Data about app and page elements
=== Begin Enclosure ===

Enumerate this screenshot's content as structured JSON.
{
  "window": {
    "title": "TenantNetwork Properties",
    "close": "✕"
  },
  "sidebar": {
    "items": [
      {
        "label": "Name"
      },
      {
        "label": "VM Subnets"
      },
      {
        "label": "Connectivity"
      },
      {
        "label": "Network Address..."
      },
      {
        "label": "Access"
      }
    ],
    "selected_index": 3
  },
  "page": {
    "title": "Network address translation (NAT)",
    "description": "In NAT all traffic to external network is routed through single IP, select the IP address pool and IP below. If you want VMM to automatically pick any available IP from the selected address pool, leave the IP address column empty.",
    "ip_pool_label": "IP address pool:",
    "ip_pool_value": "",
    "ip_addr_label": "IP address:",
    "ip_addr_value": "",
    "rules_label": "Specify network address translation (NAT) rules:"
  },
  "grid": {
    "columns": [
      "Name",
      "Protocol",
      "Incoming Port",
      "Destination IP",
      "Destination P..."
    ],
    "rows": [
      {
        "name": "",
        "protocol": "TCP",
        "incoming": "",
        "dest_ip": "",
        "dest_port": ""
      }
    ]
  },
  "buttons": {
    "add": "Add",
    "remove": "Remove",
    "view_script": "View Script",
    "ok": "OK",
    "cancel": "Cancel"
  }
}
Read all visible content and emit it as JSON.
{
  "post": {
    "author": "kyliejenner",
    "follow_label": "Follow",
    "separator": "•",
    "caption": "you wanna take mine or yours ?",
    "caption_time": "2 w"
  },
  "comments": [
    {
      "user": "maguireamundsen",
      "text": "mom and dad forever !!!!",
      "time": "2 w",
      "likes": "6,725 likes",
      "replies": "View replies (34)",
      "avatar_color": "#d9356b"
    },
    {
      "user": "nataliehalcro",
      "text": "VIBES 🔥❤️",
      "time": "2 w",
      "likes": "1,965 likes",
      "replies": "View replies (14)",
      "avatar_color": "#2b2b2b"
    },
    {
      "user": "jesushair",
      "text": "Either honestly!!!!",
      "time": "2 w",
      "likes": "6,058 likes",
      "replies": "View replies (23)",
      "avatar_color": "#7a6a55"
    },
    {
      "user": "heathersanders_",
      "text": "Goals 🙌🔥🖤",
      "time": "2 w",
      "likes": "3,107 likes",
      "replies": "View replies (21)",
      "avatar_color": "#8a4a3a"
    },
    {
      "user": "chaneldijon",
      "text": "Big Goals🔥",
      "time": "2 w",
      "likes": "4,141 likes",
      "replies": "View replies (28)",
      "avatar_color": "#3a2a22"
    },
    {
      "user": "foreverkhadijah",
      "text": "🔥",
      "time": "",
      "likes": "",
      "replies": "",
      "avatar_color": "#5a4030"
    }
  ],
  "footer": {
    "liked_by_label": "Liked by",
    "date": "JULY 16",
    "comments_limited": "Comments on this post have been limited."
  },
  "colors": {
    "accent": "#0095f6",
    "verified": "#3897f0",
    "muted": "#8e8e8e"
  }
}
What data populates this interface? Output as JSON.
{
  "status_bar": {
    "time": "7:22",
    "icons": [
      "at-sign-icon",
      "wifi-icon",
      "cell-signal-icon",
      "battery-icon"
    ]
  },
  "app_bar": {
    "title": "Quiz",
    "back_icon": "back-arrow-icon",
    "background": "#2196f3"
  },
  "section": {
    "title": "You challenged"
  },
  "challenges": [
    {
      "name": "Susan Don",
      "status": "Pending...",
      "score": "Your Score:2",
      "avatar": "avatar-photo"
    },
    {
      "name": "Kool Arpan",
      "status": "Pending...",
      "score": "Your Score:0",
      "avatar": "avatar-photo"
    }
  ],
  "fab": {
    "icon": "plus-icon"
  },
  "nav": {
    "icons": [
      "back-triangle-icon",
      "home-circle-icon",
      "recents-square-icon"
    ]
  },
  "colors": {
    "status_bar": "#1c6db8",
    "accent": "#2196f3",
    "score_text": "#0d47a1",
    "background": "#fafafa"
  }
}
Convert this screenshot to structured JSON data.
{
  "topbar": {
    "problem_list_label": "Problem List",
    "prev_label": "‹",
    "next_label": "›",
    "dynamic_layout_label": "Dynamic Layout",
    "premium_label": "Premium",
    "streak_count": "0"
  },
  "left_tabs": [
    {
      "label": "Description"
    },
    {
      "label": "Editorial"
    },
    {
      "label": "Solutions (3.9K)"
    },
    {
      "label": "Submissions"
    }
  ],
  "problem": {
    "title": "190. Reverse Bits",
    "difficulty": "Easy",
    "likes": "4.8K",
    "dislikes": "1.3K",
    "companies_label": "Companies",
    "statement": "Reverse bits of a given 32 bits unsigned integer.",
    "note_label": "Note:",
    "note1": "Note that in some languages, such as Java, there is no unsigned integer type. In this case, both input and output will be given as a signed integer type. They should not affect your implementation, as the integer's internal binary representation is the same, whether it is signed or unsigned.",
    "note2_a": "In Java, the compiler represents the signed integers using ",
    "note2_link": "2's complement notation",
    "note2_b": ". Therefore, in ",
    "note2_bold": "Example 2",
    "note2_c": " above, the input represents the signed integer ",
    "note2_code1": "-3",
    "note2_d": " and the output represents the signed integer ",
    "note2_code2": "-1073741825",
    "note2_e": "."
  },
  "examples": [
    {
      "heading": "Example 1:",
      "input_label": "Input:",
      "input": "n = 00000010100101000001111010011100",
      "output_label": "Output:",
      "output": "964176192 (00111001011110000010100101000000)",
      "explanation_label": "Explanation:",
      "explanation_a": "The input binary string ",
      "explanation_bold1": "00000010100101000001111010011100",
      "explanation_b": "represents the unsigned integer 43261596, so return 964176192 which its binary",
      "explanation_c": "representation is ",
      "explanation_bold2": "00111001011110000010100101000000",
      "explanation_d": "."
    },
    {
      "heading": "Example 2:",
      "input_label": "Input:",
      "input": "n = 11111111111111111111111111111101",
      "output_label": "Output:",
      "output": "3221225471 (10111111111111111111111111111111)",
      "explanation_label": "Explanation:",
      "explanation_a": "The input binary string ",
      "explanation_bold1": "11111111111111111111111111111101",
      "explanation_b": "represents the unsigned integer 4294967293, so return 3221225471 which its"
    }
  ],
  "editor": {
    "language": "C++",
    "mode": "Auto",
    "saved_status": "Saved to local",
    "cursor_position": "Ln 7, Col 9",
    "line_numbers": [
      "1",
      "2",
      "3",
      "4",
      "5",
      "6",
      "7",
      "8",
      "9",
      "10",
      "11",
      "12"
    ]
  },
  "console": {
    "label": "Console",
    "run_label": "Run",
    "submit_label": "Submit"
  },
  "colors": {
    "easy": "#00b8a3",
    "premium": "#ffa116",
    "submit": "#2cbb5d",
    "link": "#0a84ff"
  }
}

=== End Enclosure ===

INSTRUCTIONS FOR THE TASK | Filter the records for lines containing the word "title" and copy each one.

OUTPUT FOR THIS TASK |
    "title": "TenantNetwork Properties",
    "title": "Network address translation (NAT)",
    "title": "Quiz",
    "title": "You challenged"
    "title": "190. Reverse Bits",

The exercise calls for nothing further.